Once your business plan has been established, you should be able to duplicate your results. Regardless if you are hiring another technician or acquiring another organization, you now have the system in place to duplicate a proactive process.


In the new culture of your company, leadership can become routine if you develop and enforce standards for your employees. Begin by setting the expectations for each employee.

Then train each employee based on your expectations, and utilize detailed accountability agreements for individuals that allow them to stay focused on their tasks. With a commitment to training, schedule weekly training sessions.

And follow up and hold employees accountable. Review their accountability agreement - weekly, monthly, quarterly. Develop the consequences for each employee’s job performance: compensation, commission, job advancement … or they are relieved of their duties.


With the proactive culture initiated in your company, it is important to find top performers who will strengthen this movement away from the traditional processes. Start to recruit top performers, and see if you can find nontraditional ways to find and incorporate them into your organization.

The hiring process should be a consolidated, cooperative effort by the members of your organization. Use interviews and approaches that will tell you a lot about the individual before you hire him or her. Try to determine his or her individual strengths and weaknesses.

This step is time-consuming because most contractors come from a reactionary environment - they want to find someone now. Therefore, they hire just about anyone and, in many cases, that person ends up leaving an organization.

After hiring a new individual, don’t forget to continue the leadership step of training and motivation. Invest in each of them to retain the top performers.


After the four fundamental steps of developing a proactive organization have been established, take time to review your organization’s changes. Consider how you bring in revenue and if you have successfully created a proactive organization. Service and repair will always be an automatic, reactionary business that contractors can’t control. But consider how you operate these other two areas:

1. Maintenance:This division is preventive and proactive. It should function without weather and with economic distractions.

2. Installation:This business can come from prevention and/or detection. You should increase this business in your proactive business model by creating more opportunities and relationships.

Be aggressive and be ahead of the curve. You can build an organization that does not let the weather and economy run your business and you.

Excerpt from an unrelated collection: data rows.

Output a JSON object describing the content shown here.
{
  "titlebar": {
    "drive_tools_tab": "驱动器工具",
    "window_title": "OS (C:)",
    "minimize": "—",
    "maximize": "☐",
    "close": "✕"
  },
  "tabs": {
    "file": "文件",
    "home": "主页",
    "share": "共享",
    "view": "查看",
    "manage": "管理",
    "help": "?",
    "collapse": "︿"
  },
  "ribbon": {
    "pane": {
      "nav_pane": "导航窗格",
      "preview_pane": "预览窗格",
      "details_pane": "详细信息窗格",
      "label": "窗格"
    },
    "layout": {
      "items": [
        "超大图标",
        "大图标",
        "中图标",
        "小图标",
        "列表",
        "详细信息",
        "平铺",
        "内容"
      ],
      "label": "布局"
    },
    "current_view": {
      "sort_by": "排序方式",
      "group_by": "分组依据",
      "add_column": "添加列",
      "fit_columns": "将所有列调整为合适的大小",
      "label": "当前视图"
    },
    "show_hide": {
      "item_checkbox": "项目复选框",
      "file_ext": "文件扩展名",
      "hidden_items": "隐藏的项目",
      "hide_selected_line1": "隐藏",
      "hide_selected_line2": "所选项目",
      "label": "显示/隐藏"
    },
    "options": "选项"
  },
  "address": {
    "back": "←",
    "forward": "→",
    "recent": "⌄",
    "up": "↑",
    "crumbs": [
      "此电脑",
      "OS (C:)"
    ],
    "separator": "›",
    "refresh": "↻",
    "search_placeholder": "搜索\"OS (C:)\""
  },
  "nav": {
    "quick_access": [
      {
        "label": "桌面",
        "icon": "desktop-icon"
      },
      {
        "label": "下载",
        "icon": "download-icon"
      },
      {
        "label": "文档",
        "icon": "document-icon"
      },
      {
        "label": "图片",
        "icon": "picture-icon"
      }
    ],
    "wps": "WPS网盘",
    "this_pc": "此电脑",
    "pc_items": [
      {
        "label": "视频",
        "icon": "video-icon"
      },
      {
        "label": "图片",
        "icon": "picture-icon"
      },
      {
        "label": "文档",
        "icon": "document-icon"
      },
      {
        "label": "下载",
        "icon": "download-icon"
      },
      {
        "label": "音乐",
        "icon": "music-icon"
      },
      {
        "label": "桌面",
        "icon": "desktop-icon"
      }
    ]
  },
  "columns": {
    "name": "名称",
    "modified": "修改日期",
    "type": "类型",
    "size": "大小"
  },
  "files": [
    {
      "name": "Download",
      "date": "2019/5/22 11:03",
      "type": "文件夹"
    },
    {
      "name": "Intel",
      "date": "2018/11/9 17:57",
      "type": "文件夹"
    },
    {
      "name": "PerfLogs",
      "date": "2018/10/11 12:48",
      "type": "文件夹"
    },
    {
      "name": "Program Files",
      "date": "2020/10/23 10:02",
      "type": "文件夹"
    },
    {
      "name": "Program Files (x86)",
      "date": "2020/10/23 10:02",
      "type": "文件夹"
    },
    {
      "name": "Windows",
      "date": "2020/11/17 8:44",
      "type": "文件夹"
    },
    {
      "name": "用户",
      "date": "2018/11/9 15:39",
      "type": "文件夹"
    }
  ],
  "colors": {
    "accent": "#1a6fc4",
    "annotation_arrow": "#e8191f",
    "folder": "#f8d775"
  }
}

I realize these steps may be “old remedies” you have heard before, but sometimes current dissatisfaction cultivates a change in our thought process that enables us to actually make a change.

Publication date:12/13/2010